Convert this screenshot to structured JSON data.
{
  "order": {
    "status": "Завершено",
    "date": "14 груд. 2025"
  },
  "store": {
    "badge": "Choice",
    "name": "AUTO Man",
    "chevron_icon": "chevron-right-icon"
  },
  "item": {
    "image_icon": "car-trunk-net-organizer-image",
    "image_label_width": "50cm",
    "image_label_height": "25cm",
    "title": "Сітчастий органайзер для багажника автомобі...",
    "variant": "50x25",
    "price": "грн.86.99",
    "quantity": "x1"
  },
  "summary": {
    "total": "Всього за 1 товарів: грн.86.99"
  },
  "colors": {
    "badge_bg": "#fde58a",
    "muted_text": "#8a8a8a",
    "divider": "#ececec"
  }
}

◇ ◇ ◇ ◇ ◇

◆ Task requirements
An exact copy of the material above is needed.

◆ Answer to this problem
Convert this screenshot to structured JSON data.
{
  "order": {
    "status": "Завершено",
    "date": "14 груд. 2025"
  },
  "store": {
    "badge": "Choice",
    "name": "AUTO Man",
    "chevron_icon": "chevron-right-icon"
  },
  "item": {
    "image_icon": "car-trunk-net-organizer-image",
    "image_label_width": "50cm",
    "image_label_height": "25cm",
    "title": "Сітчастий органайзер для багажника автомобі...",
    "variant": "50x25",
    "price": "грн.86.99",
    "quantity": "x1"
  },
  "summary": {
    "total": "Всього за 1 товарів: грн.86.99"
  },
  "colors": {
    "badge_bg": "#fde58a",
    "muted_text": "#8a8a8a",
    "divider": "#ececec"
  }
}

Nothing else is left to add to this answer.